↓↓↓

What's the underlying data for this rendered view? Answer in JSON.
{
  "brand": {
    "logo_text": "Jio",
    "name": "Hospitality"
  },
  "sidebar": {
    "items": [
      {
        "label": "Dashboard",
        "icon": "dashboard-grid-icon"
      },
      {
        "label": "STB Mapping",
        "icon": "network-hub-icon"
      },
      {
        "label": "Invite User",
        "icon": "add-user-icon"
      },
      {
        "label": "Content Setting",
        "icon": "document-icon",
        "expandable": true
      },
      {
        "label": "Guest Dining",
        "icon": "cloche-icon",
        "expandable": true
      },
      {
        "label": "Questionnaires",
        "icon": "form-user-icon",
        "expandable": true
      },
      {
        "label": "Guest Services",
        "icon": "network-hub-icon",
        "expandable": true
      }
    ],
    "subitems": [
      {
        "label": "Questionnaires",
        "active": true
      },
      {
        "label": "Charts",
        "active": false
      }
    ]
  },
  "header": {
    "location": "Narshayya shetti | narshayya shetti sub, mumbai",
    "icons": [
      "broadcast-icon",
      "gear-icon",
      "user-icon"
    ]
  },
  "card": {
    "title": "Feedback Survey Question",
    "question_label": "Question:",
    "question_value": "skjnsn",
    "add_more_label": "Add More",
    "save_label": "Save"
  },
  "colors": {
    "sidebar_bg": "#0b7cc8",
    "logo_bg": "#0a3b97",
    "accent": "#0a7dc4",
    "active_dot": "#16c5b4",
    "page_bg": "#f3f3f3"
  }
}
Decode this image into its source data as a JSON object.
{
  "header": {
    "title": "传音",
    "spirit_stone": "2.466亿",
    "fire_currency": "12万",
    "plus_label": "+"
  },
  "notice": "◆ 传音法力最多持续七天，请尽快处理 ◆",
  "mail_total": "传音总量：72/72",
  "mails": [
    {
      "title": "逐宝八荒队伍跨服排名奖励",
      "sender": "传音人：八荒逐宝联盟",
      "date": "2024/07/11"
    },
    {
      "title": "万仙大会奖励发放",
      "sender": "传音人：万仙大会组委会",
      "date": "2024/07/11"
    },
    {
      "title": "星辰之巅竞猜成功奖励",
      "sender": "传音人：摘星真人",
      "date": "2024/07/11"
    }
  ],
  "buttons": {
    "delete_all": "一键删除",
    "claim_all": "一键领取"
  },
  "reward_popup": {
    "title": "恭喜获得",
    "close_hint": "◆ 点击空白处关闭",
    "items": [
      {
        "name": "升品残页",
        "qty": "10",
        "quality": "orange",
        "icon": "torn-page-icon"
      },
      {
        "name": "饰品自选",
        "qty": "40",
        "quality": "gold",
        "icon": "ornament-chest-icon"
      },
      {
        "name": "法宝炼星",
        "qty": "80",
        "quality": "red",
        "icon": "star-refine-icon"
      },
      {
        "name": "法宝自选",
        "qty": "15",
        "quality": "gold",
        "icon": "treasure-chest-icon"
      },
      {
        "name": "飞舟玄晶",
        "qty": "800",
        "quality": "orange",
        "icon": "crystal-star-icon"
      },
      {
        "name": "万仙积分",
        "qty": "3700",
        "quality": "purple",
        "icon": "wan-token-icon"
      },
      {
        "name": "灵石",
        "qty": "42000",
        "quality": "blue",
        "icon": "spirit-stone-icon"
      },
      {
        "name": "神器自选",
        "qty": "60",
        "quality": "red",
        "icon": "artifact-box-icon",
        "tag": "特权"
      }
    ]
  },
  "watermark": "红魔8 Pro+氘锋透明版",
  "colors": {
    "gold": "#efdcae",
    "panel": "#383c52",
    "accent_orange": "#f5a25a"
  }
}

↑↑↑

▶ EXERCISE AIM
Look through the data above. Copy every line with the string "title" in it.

▶ TASK OUTPUT
    "title": "Feedback Survey Question",
    "title": "传音",
      "title": "逐宝八荒队伍跨服排名奖励",
      "title": "万仙大会奖励发放",
      "title": "星辰之巅竞猜成功奖励",
    "title": "恭喜获得",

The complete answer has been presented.